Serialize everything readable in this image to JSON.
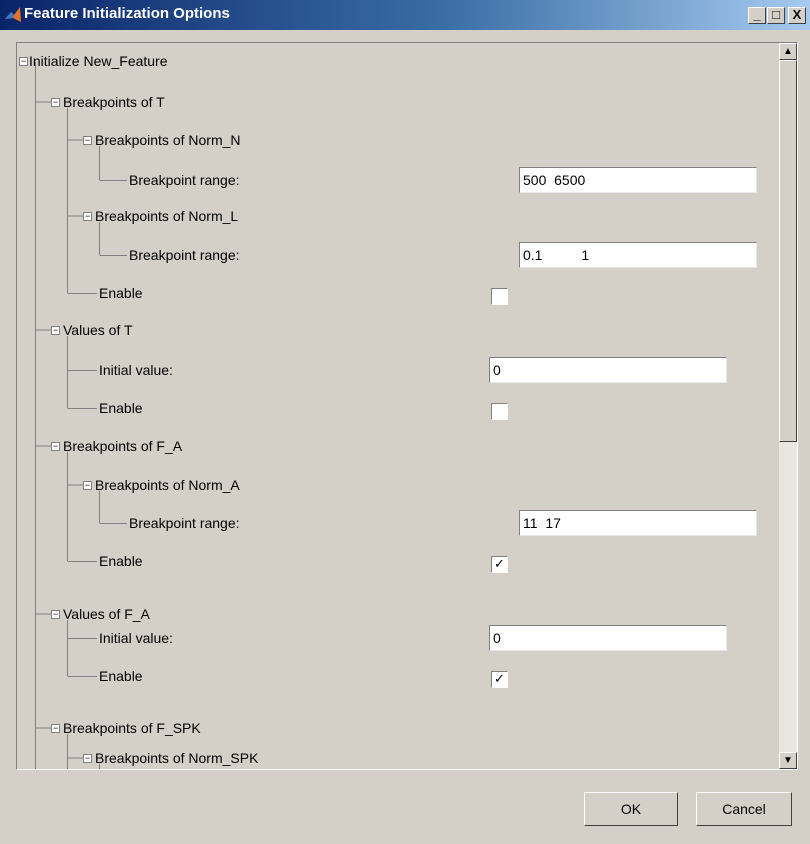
{
  "window": {
    "title": "Feature Initialization Options",
    "minimize": "_",
    "maximize": "□",
    "close": "X"
  },
  "tree": {
    "root": "Initialize New_Feature",
    "bp_T": "Breakpoints of T",
    "bp_norm_n": "Breakpoints of Norm_N",
    "bp_norm_n_range_label": "Breakpoint range:",
    "bp_norm_n_range_value": "500  6500",
    "bp_norm_l": "Breakpoints of Norm_L",
    "bp_norm_l_range_label": "Breakpoint range:",
    "bp_norm_l_range_value": "0.1          1",
    "bp_T_enable_label": "Enable",
    "bp_T_enable_checked": false,
    "val_T": "Values of T",
    "val_T_init_label": "Initial value:",
    "val_T_init_value": "0",
    "val_T_enable_label": "Enable",
    "val_T_enable_checked": false,
    "bp_FA": "Breakpoints of F_A",
    "bp_norm_a": "Breakpoints of Norm_A",
    "bp_norm_a_range_label": "Breakpoint range:",
    "bp_norm_a_range_value": "11  17",
    "bp_FA_enable_label": "Enable",
    "bp_FA_enable_checked": true,
    "val_FA": "Values of F_A",
    "val_FA_init_label": "Initial value:",
    "val_FA_init_value": "0",
    "val_FA_enable_label": "Enable",
    "val_FA_enable_checked": true,
    "bp_FSPK": "Breakpoints of F_SPK",
    "bp_norm_spk": "Breakpoints of Norm_SPK"
  },
  "buttons": {
    "ok": "OK",
    "cancel": "Cancel"
  },
  "colors": {
    "title_start": "#0a246a",
    "title_end": "#a6caf0",
    "face": "#d4d0c8"
  }
}
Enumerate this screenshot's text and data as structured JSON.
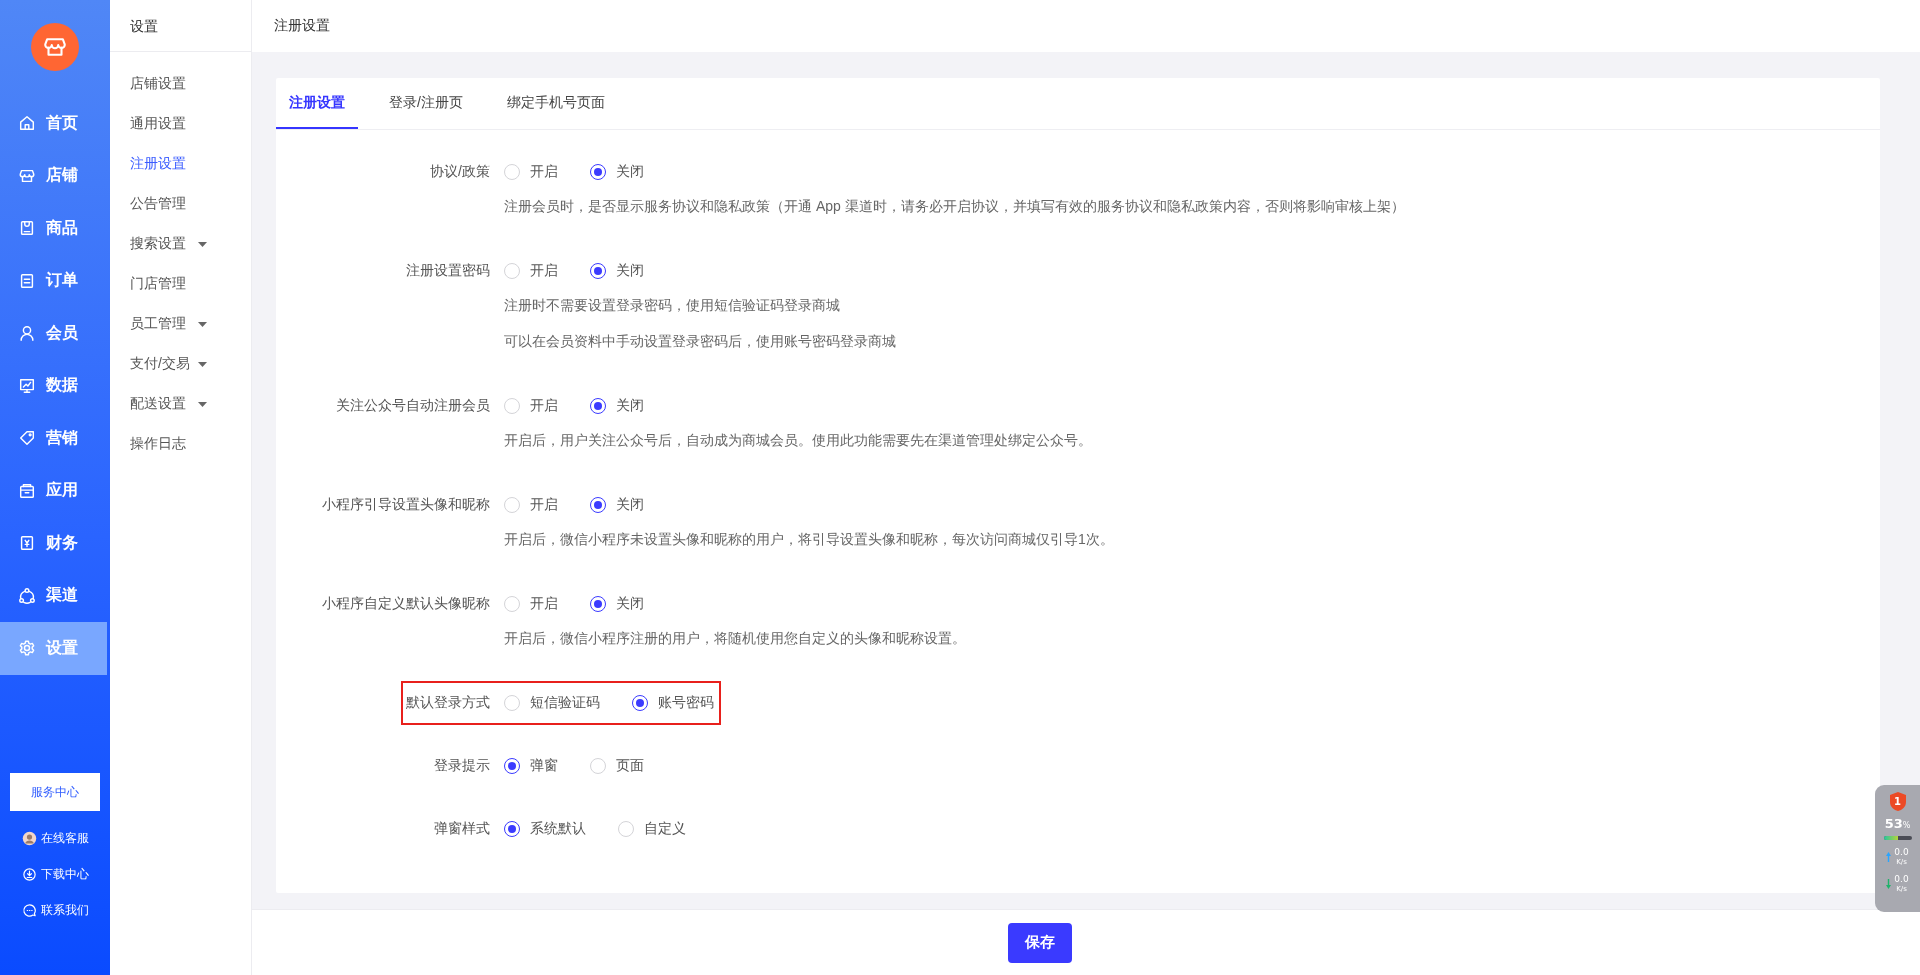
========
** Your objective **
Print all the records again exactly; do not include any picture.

** Answer for this exercise **
Serialize everything readable in this image to JSON.
{
  "window": {
    "title": "Feature Initialization Options",
    "minimize": "_",
    "maximize": "□",
    "close": "X"
  },
  "tree": {
    "root": "Initialize New_Feature",
    "bp_T": "Breakpoints of T",
    "bp_norm_n": "Breakpoints of Norm_N",
    "bp_norm_n_range_label": "Breakpoint range:",
    "bp_norm_n_range_value": "500  6500",
    "bp_norm_l": "Breakpoints of Norm_L",
    "bp_norm_l_range_label": "Breakpoint range:",
    "bp_norm_l_range_value": "0.1          1",
    "bp_T_enable_label": "Enable",
    "bp_T_enable_checked": false,
    "val_T": "Values of T",
    "val_T_init_label": "Initial value:",
    "val_T_init_value": "0",
    "val_T_enable_label": "Enable",
    "val_T_enable_checked": false,
    "bp_FA": "Breakpoints of F_A",
    "bp_norm_a": "Breakpoints of Norm_A",
    "bp_norm_a_range_label": "Breakpoint range:",
    "bp_norm_a_range_value": "11  17",
    "bp_FA_enable_label": "Enable",
    "bp_FA_enable_checked": true,
    "val_FA": "Values of F_A",
    "val_FA_init_label": "Initial value:",
    "val_FA_init_value": "0",
    "val_FA_enable_label": "Enable",
    "val_FA_enable_checked": true,
    "bp_FSPK": "Breakpoints of F_SPK",
    "bp_norm_spk": "Breakpoints of Norm_SPK"
  },
  "buttons": {
    "ok": "OK",
    "cancel": "Cancel"
  },
  "colors": {
    "title_start": "#0a246a",
    "title_end": "#a6caf0",
    "face": "#d4d0c8"
  }
}
Enumerate this screenshot's text and data as structured JSON.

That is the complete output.